* **Try it**
Across the records, find how many lines include the string "Recoil" and answer with only the figure.

- Opening Delimiter -

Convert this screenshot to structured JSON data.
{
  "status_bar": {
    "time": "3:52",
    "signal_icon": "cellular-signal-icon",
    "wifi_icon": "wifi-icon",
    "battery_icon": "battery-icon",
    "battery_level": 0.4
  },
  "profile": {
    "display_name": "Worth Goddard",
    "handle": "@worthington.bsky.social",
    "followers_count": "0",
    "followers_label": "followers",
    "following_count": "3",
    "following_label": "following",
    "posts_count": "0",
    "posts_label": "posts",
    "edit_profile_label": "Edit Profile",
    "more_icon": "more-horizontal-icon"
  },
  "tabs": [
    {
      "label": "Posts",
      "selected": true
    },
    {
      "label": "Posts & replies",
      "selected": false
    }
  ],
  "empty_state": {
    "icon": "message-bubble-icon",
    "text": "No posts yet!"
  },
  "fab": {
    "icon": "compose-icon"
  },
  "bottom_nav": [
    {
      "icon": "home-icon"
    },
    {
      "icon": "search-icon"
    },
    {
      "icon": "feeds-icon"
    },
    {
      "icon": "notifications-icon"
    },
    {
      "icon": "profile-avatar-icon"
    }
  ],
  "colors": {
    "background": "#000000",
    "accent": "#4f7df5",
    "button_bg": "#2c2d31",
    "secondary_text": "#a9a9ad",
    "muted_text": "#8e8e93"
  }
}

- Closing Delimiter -
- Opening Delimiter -

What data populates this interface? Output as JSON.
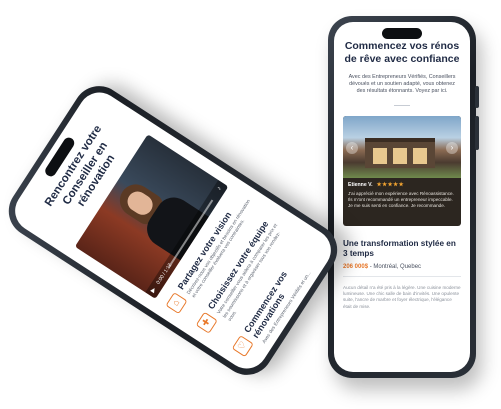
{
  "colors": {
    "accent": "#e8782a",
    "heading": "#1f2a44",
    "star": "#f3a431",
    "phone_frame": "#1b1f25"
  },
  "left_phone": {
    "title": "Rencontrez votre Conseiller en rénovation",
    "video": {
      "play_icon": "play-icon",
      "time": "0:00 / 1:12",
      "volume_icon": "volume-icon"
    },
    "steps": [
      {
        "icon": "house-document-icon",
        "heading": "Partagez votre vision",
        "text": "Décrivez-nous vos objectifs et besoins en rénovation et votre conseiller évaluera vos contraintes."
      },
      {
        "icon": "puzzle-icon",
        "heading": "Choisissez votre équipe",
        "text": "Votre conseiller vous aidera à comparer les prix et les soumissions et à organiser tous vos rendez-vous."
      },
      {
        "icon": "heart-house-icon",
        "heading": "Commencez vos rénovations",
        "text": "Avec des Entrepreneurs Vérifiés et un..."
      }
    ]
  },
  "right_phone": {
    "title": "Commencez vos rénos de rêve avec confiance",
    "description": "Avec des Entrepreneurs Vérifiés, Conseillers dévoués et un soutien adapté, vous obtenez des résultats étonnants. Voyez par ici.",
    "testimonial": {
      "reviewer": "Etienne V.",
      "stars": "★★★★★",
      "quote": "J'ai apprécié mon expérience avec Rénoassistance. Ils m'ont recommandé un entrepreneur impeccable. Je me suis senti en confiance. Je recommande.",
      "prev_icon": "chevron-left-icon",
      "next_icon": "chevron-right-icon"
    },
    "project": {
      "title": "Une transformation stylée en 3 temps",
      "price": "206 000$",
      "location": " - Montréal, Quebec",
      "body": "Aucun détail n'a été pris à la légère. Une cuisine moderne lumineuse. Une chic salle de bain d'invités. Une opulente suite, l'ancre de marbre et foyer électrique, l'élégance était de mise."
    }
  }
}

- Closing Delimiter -
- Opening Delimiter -

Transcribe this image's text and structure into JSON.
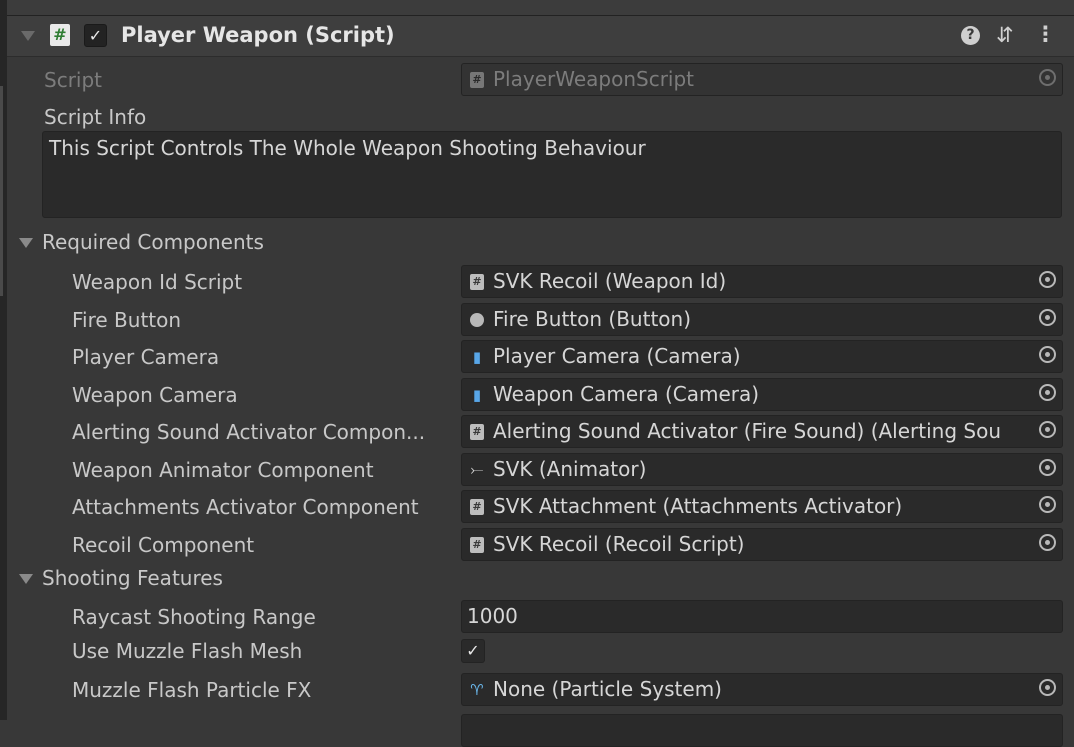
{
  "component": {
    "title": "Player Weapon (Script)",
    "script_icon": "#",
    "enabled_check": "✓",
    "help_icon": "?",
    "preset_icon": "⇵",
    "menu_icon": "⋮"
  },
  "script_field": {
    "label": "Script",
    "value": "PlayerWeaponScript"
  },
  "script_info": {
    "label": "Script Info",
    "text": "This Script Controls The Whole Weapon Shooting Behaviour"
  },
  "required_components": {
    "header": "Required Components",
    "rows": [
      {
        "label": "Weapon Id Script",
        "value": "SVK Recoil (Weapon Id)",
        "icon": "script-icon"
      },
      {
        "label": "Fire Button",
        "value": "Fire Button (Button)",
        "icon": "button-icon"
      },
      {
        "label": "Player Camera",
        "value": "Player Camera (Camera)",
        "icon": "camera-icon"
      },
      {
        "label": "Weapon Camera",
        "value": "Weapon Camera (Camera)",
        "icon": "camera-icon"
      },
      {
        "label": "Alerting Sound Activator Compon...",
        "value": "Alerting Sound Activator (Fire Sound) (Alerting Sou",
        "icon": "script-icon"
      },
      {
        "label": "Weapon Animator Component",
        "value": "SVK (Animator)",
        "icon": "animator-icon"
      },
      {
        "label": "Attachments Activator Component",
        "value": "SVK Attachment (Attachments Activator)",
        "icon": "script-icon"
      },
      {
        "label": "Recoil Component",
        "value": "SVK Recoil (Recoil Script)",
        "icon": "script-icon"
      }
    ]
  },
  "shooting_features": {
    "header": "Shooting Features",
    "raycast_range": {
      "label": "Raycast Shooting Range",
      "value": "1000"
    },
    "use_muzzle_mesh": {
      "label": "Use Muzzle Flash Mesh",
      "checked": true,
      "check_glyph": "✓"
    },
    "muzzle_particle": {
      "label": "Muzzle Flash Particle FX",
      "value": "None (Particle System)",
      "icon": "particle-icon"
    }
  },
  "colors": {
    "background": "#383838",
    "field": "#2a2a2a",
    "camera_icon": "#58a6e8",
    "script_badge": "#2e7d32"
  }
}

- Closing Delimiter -

* **Output of the task**
3